Amazon Australia's launch may have been exaggerated, but Jeff Bezos' empire is getting closer to opening every day. Now, a new report shows that Amazon has purchased a large chunk of land in Sydney's south-west with plans to turn the site into a "network operations and data centre".
We reported earlier in the month that Amazon's first fulfillment centre, in Melbourne's Dandenong South, was operational. Ahead of Amazon's launch, which we're expecting some time 'really soon', the company has spent $7 million acquiring 2.11 hectares of land in Sydney's Smeaton Grange, according to a report by Fairfax.
Early speculation suggests that the site may be developed into a second fulfillment centre, which would allow speedier delivery to Sydney and its surrounding region.
Amazon is less than a day away from launching their online retail service in Australia with a soft launch set for tomorrow afternoon. This means that you will soon be able to buy everything from food to electronics without paying exorbitant international shipping fees. As the launch inches closer, more and more questions are being answered about Amazon’s arrival in the Great Southern Land.
We’ve rounded up everything you need to know.
One of the big keys to Amazon's success is how efficient its distribution and logistics platform is. At present, Amazon in the US operates over 230 fulfillment centres across 26 states. Australia, being a similar sized land mass as the US but with more condensed population centres, should enable the online retail giant to use a similar distribution network to ensure consumers receive products in a timely manner.
However, when Amazon opens in Australia, it will be shipping products purely from the Melbourne fulfillment centre. This could cause issues with the western states and regional centres, who may experience delays in shipping. Amazon are renowned for their two-day delivery standard, but if we get the short end of the stick Down Under, consumers will go elsewhere.
Opening up a second fulfillment centre in the country's most populous city will at least ease some of that burden in the coming years.
Last week, Amazon began quietly listing products on its Australian website. The other day, pricing information also began to appear.
While you can't actually buy anything yet, the available listings give a pretty good indication of what Amazon will be charging for PC, camera and audio products. So how do the prices compare to JB Hi-Fi? Let's take a look.
With such a heavy focus on cheap, speedy deliveries, Amazon's Australian distribution network is going to need to be dotted across the country side. Eventually the company will need to be offering their products from Albany to Zeehan so they'll need a robust product distribution network that can handle travelling state to state in a matter of days.
This cannot be achieved with a single fulfillment centre, so it wouldn't surprise me to see Amazon looking at more and more sites in the coming year to shore up that network and ensure Australian consumers aren't turned off by sub-par delivery times.
It's especially pertinent in the wake of major retailers like JB Hi-Fi offering same-day and three-hour delivery, something that Amazon Australia will surely lack upon launch.
With the news that Amazon will be storming the online-retail-gates of Australia this week, it seems JB Hi-Fi has got on the front foot and unveiled their new speedy delivery options for online customers.
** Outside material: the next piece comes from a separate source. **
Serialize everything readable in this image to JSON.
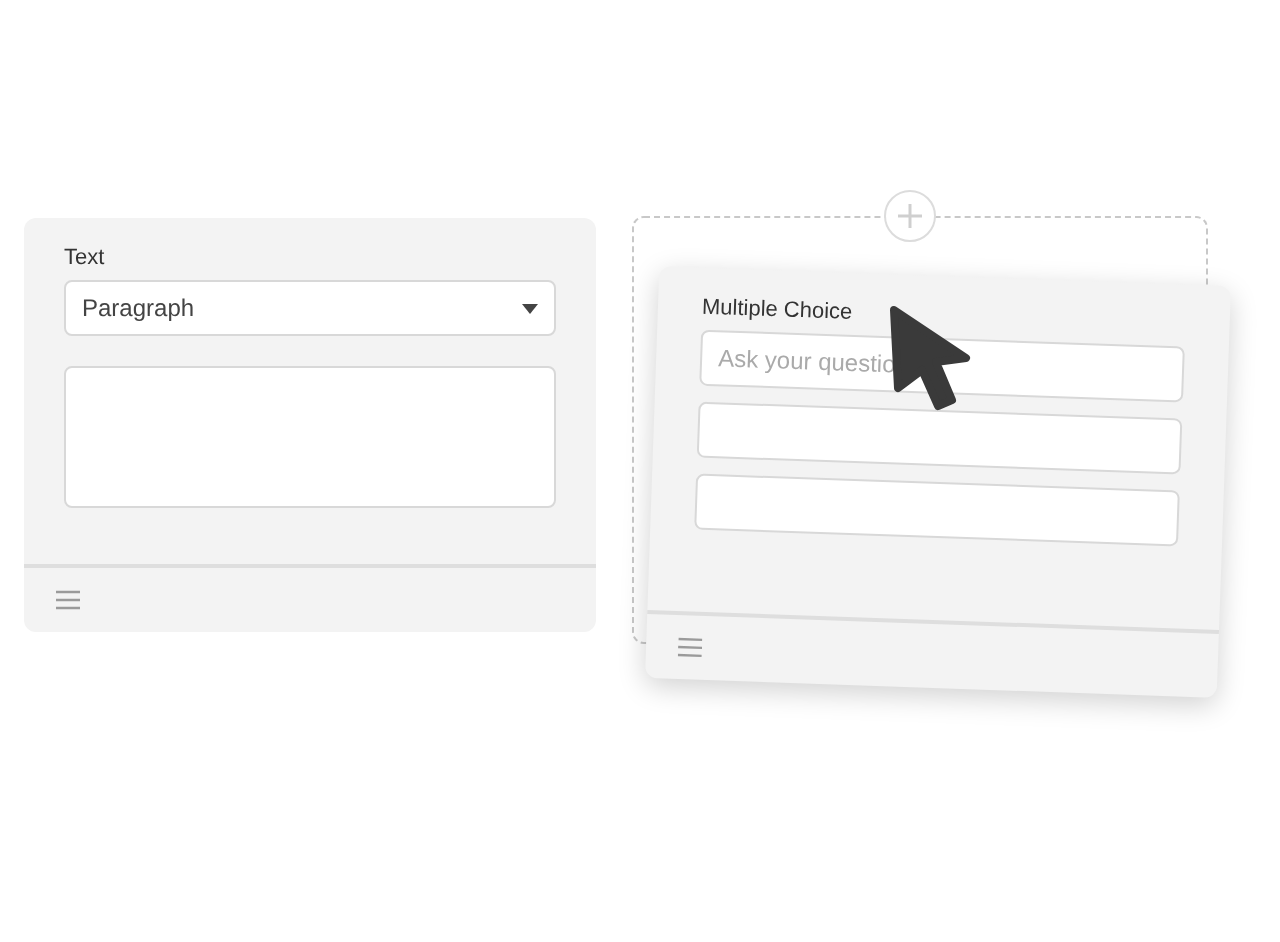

These new options will allow items to be delivered same day or, in some circumstances, within three hours.